The smartphone app, a huge hit across the world, canceled its February 8 deadline for accepting an update to its terms concerning sharing data with Facebook, saying it would use the pause to clear up misinformation around privacy and security.
"We've heard from so many people how much confusion there is around our recent update," WhatsApp said in a blog post.
"This update does not expand our ability to share data with Facebook."
It said it would instead "go to people gradually to review the policy at their own pace before new business options are available on May 15."
WhatsApp's new terms were unpopular among users outside Europe who do not accept that they were given a deadline to be cut off from the service.
The update concerns how merchants using WhatsApp to chat with customers can share data with Facebook, which could use the information for targeted ads, according to the social network.
"We can't see your private messages or hear your calls, and neither can Facebook," WhatsApp said in an earlier blog post.
"We don't keep logs of who everyone is messaging or calling. We can't see your shared location and neither can Facebook."
Location data along with message contents is encrypted end-to-end, according to WhatsApp.
"We're giving businesses the option to use secure hosting services from Facebook to manage WhatsApp chats with their customers, answer questions, and send helpful information like purchase receipts," WhatsApp said in a post.
"Whether you communicate with a business by phone, email, or WhatsApp, it can see what you're saying and may use that information for its own marketing purposes, which may include advertising on Facebook."

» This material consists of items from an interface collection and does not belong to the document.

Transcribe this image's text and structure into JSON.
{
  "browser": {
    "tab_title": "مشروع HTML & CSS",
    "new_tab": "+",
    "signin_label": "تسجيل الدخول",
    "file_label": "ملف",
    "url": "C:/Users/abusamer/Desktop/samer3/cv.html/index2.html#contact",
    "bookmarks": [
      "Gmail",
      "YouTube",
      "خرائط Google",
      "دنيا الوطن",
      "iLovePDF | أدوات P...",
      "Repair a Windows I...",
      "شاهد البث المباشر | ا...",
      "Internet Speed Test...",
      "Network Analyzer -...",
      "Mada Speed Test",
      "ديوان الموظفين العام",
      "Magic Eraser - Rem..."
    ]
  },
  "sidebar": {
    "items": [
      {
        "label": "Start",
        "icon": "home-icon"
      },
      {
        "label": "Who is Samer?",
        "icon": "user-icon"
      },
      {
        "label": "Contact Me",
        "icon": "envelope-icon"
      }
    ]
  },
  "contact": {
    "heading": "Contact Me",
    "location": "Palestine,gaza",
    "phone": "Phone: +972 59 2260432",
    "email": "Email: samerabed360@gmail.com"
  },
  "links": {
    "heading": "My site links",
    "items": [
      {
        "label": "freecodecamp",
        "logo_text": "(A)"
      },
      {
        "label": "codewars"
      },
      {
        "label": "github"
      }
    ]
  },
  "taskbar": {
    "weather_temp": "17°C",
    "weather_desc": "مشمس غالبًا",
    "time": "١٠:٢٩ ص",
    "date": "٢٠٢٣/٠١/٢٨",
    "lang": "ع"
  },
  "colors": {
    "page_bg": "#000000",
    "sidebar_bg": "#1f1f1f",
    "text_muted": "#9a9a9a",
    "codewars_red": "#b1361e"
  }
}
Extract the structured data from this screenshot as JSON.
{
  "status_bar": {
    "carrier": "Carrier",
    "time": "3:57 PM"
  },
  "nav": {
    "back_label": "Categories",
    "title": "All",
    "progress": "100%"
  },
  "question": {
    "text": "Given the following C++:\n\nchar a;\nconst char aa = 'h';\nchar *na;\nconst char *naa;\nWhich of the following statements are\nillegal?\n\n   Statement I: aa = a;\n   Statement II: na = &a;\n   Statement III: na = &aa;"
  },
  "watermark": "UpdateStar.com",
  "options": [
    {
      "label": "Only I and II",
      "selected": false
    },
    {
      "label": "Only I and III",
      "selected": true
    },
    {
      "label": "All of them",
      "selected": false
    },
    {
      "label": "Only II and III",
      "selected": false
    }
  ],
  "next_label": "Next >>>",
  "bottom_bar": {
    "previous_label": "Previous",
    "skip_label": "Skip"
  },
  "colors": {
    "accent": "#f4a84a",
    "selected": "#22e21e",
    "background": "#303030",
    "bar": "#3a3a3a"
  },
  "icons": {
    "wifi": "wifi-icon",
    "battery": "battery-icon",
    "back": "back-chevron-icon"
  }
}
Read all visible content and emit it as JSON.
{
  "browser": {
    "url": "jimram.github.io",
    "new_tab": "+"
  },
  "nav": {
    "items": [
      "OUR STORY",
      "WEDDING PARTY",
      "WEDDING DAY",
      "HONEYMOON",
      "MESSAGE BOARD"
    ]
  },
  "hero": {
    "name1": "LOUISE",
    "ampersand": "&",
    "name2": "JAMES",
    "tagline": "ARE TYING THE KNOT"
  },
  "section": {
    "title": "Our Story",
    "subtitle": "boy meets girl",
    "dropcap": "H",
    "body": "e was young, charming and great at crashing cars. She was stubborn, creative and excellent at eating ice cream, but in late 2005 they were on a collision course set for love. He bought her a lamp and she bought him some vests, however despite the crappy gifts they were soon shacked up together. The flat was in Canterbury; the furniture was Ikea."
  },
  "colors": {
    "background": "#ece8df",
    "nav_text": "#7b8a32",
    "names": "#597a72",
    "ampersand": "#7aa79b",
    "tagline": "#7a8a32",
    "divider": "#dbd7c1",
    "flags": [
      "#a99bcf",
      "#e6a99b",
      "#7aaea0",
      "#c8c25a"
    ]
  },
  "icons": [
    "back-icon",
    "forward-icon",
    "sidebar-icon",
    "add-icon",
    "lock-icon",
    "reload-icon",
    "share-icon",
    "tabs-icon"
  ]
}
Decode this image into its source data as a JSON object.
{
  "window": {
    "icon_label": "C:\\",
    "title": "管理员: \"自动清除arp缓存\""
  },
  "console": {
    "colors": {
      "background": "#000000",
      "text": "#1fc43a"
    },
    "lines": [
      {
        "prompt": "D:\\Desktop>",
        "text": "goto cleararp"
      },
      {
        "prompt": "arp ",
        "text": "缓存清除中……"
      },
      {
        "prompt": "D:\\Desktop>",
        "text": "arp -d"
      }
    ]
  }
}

Encrypted messaging app Telegram has seen user ranks surge on the heels of the WhatsApp service terms announcement, said its Russia-born founder Pavel Durov.
Durov, 36, said on his Telegram channel this week that the app had over 500 million monthly active users in the first weeks of January and "25 million new users joined Telegram in the last 72 hours alone."
WhatsApp boasts more than two billion users.
"People no longer want to exchange their privacy for free services," Durov said without directly referring to the rival app.
Encrypted messaging app Signal has also seen a huge surge in demand, helped by a tweeted recommendation by billionaire tech entrepreneur Elon Musk.
In India, WhatsApp's biggest market with some 400 million users, the two apps gained around four million subscribers last week, financial daily Mint reported, citing data from research firm Sensor Tower.
WhatsApp has sought to reassure worried users in the South Asian country, running full-page adverts in Wednesday's newspapers, proclaiming that "respect for your privacy is coded into our DNA".
Telegram is a popular social media platform in a number of countries, particularly in the former Soviet Union and Iran, and is used both for private communications and sharing information and news.
Durov said Telegram has become a "refuge" for those seeking a private and secure communications platform and assured new users that his team "takes this responsibility very seriously."
Telegram was founded in 2013 by brothers Pavel and Nikolai Durov, who also founded Russia's social media network VKontakte.
Telegram refuses to cooperate with requests from authorities to hand over encryption keys, which resulted in its ban in several countries, including Russia.
Last year, Russia announced that it will lift its ban on the app after more than two years of unsuccessful attempts to block it.